List price: $34.00
Edition: 6th
Copyright year: 1974
Publisher: University of Chicago Press
Publication date: 6/15/1974
Binding: Paperback
Pages: 132
Size: 6.00" wide x 9.25" long x 0.50" tall
Weight: 0.330
Language: English

What Happens in Blood
The Partial Pressure of a Gas
Composition of Alveolar Air
Carriage of Oxygen in the Blood
Carriage of Oxygen in the Blood by Physical Solution
Carriage of Oxygen in the Blood by Hemoglobin
The pH Scale
Buffer Action
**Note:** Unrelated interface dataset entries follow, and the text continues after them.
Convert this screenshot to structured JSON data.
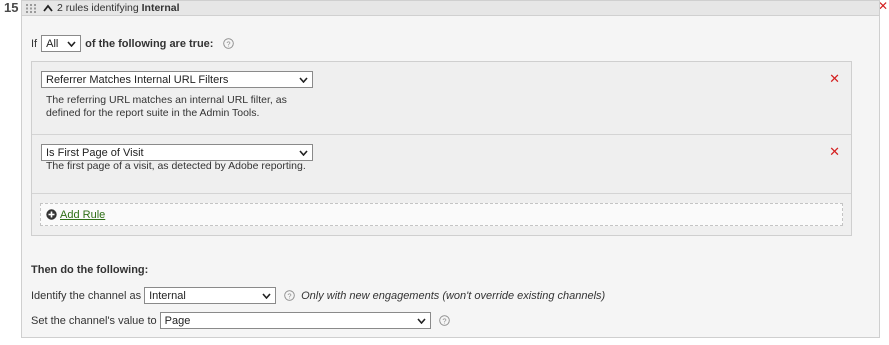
{
  "row_number": "15",
  "header": {
    "title_prefix": "2 rules identifying",
    "title_bold": "Internal"
  },
  "condition": {
    "if_label": "If",
    "mode_value": "All",
    "suffix": "of the following are true:"
  },
  "rules": [
    {
      "selected": "Referrer Matches Internal URL Filters",
      "description_line1": "The referring URL matches an internal URL filter, as",
      "description_line2": "defined for the report suite in the Admin Tools."
    },
    {
      "selected": "Is First Page of Visit",
      "description_line1": "The first page of a visit, as detected by Adobe reporting."
    }
  ],
  "add_rule_label": "Add Rule",
  "then": {
    "heading": "Then do the following:",
    "identify_label": "Identify the channel as",
    "channel_value": "Internal",
    "channel_note": "Only with new engagements (won't override existing channels)",
    "value_label": "Set the channel's value to",
    "value_selected": "Page"
  },
  "colors": {
    "remove": "#d42020",
    "link": "#2d6e14",
    "panel_bg": "#f5f5f5"
  }
}
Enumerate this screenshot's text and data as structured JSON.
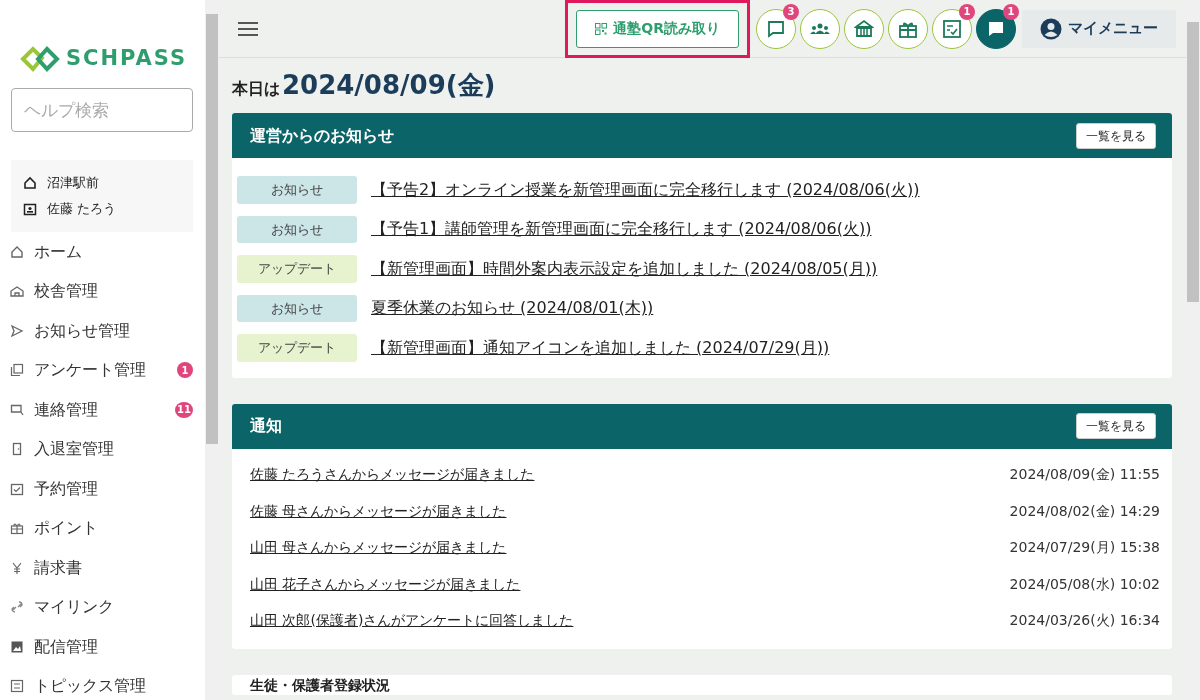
{
  "sidebar": {
    "logo": "SCHPASS",
    "search": {
      "placeholder": "ヘルプ検索"
    },
    "school": "沼津駅前",
    "user": "佐藤 たろう",
    "items": [
      {
        "label": "ホーム"
      },
      {
        "label": "校舎管理"
      },
      {
        "label": "お知らせ管理"
      },
      {
        "label": "アンケート管理",
        "badge": "1"
      },
      {
        "label": "連絡管理",
        "badge": "11"
      },
      {
        "label": "入退室管理"
      },
      {
        "label": "予約管理"
      },
      {
        "label": "ポイント"
      },
      {
        "label": "請求書"
      },
      {
        "label": "マイリンク"
      },
      {
        "label": "配信管理"
      },
      {
        "label": "トピックス管理"
      }
    ]
  },
  "header": {
    "qr_button": {
      "label": "通塾QR読み取り",
      "highlighted": true
    },
    "icon_buttons": [
      {
        "kind": "outline",
        "badge": "3"
      },
      {
        "kind": "outline"
      },
      {
        "kind": "outline"
      },
      {
        "kind": "outline"
      },
      {
        "kind": "outline",
        "badge": "1"
      },
      {
        "kind": "solid",
        "badge": "1"
      }
    ],
    "my_menu": "マイメニュー"
  },
  "today": {
    "prefix": "本日は",
    "date": "2024/08/09(金)"
  },
  "announcements": {
    "title": "運営からのお知らせ",
    "button": "一覧を見る",
    "items": [
      {
        "tag": "お知らせ",
        "kind": "notice",
        "text": "【予告2】オンライン授業を新管理画面に完全移行します (2024/08/06(火))"
      },
      {
        "tag": "お知らせ",
        "kind": "notice",
        "text": "【予告1】講師管理を新管理画面に完全移行します (2024/08/06(火))"
      },
      {
        "tag": "アップデート",
        "kind": "update",
        "text": "【新管理画面】時間外案内表示設定を追加しました (2024/08/05(月))"
      },
      {
        "tag": "お知らせ",
        "kind": "notice",
        "text": "夏季休業のお知らせ (2024/08/01(木))"
      },
      {
        "tag": "アップデート",
        "kind": "update",
        "text": "【新管理画面】通知アイコンを追加しました (2024/07/29(月))"
      }
    ]
  },
  "notifications": {
    "title": "通知",
    "button": "一覧を見る",
    "items": [
      {
        "text": "佐藤 たろうさんからメッセージが届きました",
        "time": "2024/08/09(金) 11:55"
      },
      {
        "text": "佐藤 母さんからメッセージが届きました",
        "time": "2024/08/02(金) 14:29"
      },
      {
        "text": "山田 母さんからメッセージが届きました",
        "time": "2024/07/29(月) 15:38"
      },
      {
        "text": "山田 花子さんからメッセージが届きました",
        "time": "2024/05/08(水) 10:02"
      },
      {
        "text": "山田 次郎(保護者)さんがアンケートに回答しました",
        "time": "2024/03/26(火) 16:34"
      }
    ]
  },
  "registration": {
    "title": "生徒・保護者登録状況"
  }
}
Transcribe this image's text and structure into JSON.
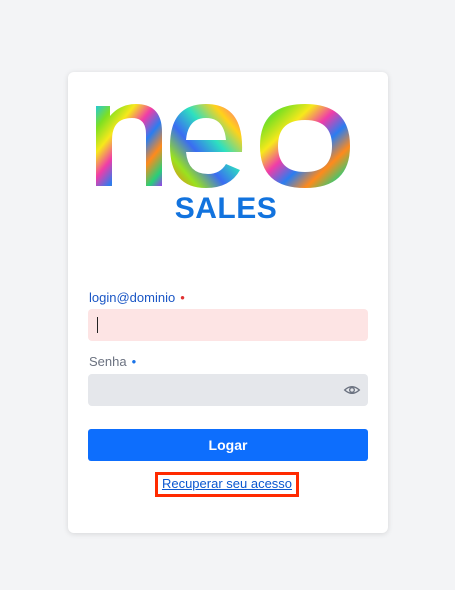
{
  "logo": {
    "wordmark": "neo",
    "subtitle": "SALES",
    "accent_color": "#1273de"
  },
  "form": {
    "login": {
      "label": "login@dominio",
      "required_mark": "•",
      "value": ""
    },
    "password": {
      "label": "Senha",
      "required_mark": "•",
      "value": "",
      "toggle_icon": "eye-icon"
    },
    "submit_label": "Logar",
    "recover_label": "Recuperar seu acesso"
  },
  "colors": {
    "primary": "#0d6efd",
    "error_bg": "#fde4e4",
    "highlight_border": "#ff2a00"
  }
}
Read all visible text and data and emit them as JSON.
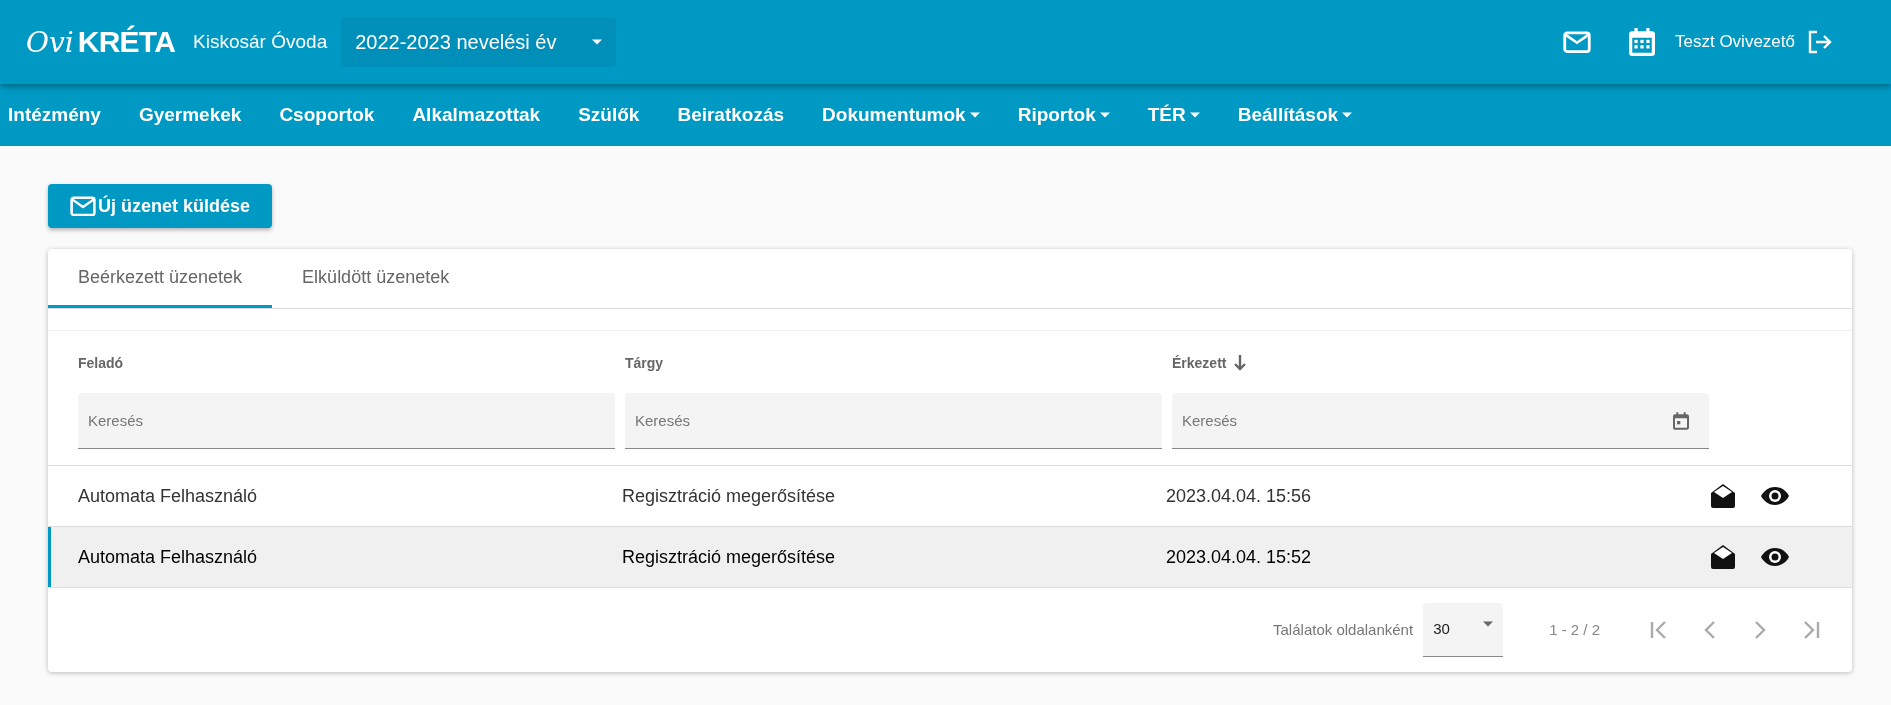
{
  "header": {
    "logo": {
      "script": "Ovi",
      "word": "KRÉTA"
    },
    "institution": "Kiskosár Óvoda",
    "year_select": {
      "value": "2022-2023 nevelési év"
    },
    "user": "Teszt Ovivezető"
  },
  "nav": [
    {
      "label": "Intézmény",
      "has_menu": false
    },
    {
      "label": "Gyermekek",
      "has_menu": false
    },
    {
      "label": "Csoportok",
      "has_menu": false
    },
    {
      "label": "Alkalmazottak",
      "has_menu": false
    },
    {
      "label": "Szülők",
      "has_menu": false
    },
    {
      "label": "Beiratkozás",
      "has_menu": false
    },
    {
      "label": "Dokumentumok",
      "has_menu": true
    },
    {
      "label": "Riportok",
      "has_menu": true
    },
    {
      "label": "TÉR",
      "has_menu": true
    },
    {
      "label": "Beállítások",
      "has_menu": true
    }
  ],
  "new_message_button": "Új üzenet küldése",
  "tabs": [
    {
      "label": "Beérkezett üzenetek",
      "selected": true
    },
    {
      "label": "Elküldött üzenetek",
      "selected": false
    }
  ],
  "table": {
    "columns": [
      {
        "label": "Feladó",
        "sorted": false,
        "placeholder": "Keresés",
        "kind": "text"
      },
      {
        "label": "Tárgy",
        "sorted": false,
        "placeholder": "Keresés",
        "kind": "text"
      },
      {
        "label": "Érkezett",
        "sorted": true,
        "placeholder": "Keresés",
        "kind": "date"
      }
    ],
    "rows": [
      {
        "cells": [
          "Automata Felhasználó",
          "Regisztráció megerősítése",
          "2023.04.04. 15:56"
        ],
        "selected": false
      },
      {
        "cells": [
          "Automata Felhasználó",
          "Regisztráció megerősítése",
          "2023.04.04. 15:52"
        ],
        "selected": true
      }
    ]
  },
  "pagination": {
    "per_page_label": "Találatok oldalanként",
    "per_page": "30",
    "range": "1 - 2 / 2"
  }
}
Hemoglobin as a Buffer: The Titration Curve of Oxyhemoglobin
The Direct Combination of Carbon Dioxide with Hemoglobin: Carbamino Compounds
Hemoglobin as a Buffer: The Effect of Reduction
Carriage of Carbon Dioxide in the Blood: Qualitative Aspects
Carriage of Carbon Dioxide in the Blood: Quantitative Aspects
Fundamental Equations
Calculation of the Partition of Carbon Dioxide in Plasma
Calculation of the Partition of Carbon Dioxide in Whole Blood
The pH-Bicarbonate Diagram 1. f7 The Buffer Value of Separated Plasma and of Oxygenated Whole Blood
What Happens in a Person
The Slope of the Normal Buffer Line in Vitro and in Vivo
The Buffer Line of Reduced Blood and the Concept of Base Excess or Deficit
Estimation of Base Excess or Deficit
Normal Acid-Base Paths without Compensation
Normal Ranges
Chemical Regulation of Respiration
Respiratory Compensation for Metabolic Alkalosis or Acidosis
Renal Processes Responding to Acid-Base Changes
Renal Responses to Metabolic Alkalosis and Acidosis
Renal Compensation for Respiratory Alkalosis or Acidosis
Identification of Acid-Base Status
Clinical Example: Metabolic Acidosis
Clinical Example: Respiratory Alkalosis
Other Ways of Looking at the Problem
The pH-Log Pco2 Diagram
Determination of Acid-Base Status of Blood by Equilibration with Gas Mixtures of Known Pco2
Quantitation of the Metabolic Component: The Carbon Dioxide Combining Power
Quantitation of the Metabolic Component: Standard Bicarbonate
Quantitation of the Metabolic Component: The Base Excess Scale